> Task statement
Copy each line of the listing where the word "Solver" can be found.

■ ■ ■ ■ ■ ■ ■

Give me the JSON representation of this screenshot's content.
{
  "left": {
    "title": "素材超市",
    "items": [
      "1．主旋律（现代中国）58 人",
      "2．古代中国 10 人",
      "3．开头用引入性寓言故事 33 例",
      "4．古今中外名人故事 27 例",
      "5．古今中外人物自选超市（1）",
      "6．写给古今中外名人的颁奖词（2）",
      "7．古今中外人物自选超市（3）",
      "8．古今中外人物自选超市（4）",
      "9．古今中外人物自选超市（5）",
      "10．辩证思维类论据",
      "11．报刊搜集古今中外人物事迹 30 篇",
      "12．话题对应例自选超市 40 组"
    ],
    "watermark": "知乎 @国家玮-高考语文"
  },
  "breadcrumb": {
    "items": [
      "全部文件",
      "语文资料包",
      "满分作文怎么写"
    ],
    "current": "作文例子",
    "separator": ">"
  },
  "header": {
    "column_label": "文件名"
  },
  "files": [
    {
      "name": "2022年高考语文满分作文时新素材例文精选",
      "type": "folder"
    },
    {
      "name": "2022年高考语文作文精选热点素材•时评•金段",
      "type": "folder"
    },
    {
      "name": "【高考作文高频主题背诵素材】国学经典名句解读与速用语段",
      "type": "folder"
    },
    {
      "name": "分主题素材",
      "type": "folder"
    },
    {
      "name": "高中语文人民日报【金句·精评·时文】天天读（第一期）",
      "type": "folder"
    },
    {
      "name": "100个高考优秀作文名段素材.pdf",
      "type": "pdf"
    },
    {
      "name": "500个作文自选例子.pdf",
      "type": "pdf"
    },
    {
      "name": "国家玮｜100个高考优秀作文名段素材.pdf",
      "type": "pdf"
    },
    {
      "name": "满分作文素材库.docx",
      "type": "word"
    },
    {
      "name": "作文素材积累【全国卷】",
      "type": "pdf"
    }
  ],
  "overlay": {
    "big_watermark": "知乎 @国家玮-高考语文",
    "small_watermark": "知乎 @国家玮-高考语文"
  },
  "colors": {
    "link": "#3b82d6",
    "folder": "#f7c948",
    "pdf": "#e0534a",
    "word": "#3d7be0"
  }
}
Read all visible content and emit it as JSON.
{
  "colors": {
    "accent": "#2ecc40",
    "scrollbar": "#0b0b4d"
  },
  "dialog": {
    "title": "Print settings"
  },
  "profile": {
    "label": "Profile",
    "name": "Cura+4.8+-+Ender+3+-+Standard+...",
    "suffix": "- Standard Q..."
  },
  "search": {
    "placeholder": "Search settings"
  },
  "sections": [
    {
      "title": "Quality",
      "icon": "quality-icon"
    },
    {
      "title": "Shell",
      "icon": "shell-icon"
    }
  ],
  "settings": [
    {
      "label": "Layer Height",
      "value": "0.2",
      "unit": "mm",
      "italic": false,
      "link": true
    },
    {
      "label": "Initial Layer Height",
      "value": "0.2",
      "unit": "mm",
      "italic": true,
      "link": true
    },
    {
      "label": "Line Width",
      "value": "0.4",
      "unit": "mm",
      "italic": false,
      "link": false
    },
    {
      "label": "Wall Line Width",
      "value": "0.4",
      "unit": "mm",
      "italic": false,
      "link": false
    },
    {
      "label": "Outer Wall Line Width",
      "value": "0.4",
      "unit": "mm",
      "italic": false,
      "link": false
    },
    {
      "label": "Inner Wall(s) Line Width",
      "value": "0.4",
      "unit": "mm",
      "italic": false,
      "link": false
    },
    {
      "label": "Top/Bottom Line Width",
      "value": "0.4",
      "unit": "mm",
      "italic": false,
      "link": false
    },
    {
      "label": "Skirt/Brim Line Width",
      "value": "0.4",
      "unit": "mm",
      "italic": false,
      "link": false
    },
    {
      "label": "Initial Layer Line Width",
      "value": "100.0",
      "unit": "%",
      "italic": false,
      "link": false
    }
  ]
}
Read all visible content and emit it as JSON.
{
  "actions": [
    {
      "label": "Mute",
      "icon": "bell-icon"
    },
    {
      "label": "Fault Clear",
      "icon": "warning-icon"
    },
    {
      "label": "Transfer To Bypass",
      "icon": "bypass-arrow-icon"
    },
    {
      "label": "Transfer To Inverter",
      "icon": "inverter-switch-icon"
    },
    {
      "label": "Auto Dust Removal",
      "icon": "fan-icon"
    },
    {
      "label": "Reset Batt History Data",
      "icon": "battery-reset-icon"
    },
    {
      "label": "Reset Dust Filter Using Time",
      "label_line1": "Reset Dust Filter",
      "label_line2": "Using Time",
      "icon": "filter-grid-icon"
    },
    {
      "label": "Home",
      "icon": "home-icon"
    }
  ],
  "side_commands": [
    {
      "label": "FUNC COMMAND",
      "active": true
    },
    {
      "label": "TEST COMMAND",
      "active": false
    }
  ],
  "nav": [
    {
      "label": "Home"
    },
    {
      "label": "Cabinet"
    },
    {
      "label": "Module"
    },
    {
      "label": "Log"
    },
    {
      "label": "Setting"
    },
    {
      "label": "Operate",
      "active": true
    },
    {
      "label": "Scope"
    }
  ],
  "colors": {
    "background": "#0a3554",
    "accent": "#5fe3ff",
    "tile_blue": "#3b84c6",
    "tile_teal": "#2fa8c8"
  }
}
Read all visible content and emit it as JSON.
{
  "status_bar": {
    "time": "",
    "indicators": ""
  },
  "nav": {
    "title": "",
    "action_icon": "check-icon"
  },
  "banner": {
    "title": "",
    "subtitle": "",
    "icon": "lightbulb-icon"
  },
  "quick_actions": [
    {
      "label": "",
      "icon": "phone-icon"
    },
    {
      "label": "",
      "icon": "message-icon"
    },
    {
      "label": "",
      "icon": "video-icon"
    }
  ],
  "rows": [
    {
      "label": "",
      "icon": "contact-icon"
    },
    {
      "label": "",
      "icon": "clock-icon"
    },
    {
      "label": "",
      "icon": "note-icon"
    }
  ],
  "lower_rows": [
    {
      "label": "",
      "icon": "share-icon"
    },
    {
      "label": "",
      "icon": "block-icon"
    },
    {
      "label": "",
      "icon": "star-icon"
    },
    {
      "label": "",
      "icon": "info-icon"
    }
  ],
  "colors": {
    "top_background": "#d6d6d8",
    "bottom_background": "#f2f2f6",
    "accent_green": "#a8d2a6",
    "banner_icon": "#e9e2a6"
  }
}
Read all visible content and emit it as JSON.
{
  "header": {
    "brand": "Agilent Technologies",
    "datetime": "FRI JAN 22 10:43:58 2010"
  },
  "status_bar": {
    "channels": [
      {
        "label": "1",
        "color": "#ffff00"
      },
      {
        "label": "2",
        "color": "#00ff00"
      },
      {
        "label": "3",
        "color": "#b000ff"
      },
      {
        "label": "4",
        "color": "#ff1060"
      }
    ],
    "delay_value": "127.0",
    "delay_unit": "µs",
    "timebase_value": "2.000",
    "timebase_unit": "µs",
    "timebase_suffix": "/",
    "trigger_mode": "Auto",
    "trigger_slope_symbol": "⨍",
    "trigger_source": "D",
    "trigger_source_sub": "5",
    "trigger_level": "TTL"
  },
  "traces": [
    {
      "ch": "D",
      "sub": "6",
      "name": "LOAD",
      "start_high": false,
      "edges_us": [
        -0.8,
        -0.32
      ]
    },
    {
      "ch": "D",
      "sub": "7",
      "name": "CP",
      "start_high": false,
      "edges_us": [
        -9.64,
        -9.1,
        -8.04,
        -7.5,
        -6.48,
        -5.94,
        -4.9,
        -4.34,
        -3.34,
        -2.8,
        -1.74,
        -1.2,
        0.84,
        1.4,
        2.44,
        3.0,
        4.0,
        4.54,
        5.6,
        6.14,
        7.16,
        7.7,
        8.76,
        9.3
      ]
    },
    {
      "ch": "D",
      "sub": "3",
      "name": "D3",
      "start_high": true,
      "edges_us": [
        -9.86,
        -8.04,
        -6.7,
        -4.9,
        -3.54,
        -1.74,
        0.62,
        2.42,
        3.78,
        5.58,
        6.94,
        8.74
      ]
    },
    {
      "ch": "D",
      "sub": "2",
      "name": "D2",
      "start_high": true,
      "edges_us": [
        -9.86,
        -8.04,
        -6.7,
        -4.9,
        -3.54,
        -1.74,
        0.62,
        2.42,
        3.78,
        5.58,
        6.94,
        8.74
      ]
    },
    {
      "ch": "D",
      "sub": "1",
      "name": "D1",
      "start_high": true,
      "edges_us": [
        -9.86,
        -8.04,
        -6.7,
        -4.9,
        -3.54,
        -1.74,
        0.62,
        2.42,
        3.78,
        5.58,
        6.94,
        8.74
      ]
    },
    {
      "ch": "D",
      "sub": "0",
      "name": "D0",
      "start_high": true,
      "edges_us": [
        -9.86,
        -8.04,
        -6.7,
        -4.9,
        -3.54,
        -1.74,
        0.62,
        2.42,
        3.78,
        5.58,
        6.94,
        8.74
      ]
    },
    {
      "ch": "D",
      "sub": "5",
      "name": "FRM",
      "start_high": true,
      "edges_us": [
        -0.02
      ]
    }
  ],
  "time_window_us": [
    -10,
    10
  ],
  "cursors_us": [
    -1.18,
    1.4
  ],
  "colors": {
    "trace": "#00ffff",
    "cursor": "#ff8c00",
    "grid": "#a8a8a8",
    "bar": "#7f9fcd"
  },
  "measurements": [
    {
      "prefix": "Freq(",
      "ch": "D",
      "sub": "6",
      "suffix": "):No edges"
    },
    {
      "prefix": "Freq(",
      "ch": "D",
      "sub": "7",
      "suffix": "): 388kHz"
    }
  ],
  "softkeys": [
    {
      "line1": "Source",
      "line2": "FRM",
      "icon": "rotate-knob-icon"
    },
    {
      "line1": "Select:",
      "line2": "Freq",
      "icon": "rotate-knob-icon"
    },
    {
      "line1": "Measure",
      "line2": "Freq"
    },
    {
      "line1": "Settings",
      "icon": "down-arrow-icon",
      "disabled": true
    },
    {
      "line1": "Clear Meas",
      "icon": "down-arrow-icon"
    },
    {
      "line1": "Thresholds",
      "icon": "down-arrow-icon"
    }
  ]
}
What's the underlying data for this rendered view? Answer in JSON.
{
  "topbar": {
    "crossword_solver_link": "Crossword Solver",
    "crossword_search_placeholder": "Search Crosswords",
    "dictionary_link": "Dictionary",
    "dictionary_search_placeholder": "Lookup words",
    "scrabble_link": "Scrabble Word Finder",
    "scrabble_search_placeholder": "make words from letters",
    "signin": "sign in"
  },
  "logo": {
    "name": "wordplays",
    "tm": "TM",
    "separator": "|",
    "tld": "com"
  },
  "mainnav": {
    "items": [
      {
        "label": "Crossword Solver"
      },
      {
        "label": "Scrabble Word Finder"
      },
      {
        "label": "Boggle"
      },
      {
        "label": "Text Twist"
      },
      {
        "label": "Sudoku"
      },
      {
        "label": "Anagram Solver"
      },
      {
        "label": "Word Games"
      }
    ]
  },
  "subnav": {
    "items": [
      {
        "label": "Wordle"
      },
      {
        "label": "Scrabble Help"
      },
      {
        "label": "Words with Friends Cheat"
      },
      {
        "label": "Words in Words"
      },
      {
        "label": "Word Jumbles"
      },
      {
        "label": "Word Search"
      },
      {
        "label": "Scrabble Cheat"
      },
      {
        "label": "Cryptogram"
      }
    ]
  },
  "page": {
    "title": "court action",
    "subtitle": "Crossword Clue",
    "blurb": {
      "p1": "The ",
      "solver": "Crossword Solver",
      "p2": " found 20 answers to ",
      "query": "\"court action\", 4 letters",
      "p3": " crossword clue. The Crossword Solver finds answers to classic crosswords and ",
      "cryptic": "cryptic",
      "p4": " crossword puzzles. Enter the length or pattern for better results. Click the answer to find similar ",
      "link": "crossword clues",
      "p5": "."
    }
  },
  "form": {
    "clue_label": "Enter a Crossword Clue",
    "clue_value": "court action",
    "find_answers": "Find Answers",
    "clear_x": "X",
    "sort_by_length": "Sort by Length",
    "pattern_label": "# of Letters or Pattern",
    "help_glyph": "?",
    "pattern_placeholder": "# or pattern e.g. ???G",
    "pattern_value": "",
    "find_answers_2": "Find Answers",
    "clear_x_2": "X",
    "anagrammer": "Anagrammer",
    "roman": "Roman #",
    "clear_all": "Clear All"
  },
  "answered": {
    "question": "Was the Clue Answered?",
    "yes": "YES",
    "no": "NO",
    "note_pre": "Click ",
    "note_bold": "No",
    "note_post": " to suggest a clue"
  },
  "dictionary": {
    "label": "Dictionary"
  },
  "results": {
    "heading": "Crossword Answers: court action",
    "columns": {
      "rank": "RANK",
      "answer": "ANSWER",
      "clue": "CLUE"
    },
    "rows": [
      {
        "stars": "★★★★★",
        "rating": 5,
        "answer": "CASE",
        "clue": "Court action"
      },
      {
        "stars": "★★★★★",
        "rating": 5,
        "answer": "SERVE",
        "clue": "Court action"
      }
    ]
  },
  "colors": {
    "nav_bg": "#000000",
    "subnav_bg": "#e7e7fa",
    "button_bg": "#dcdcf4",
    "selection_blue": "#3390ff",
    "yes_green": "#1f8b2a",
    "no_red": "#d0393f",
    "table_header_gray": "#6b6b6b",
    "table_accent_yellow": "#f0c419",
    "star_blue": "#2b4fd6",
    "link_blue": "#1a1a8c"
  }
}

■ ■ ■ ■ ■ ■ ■

> Solution
    "crossword_solver_link": "Crossword Solver",
        "label": "Crossword Solver"
        "label": "Anagram Solver"
      "solver": "Crossword Solver",
      "p3": " crossword clue. The Crossword Solver finds answers to classic crosswords and ",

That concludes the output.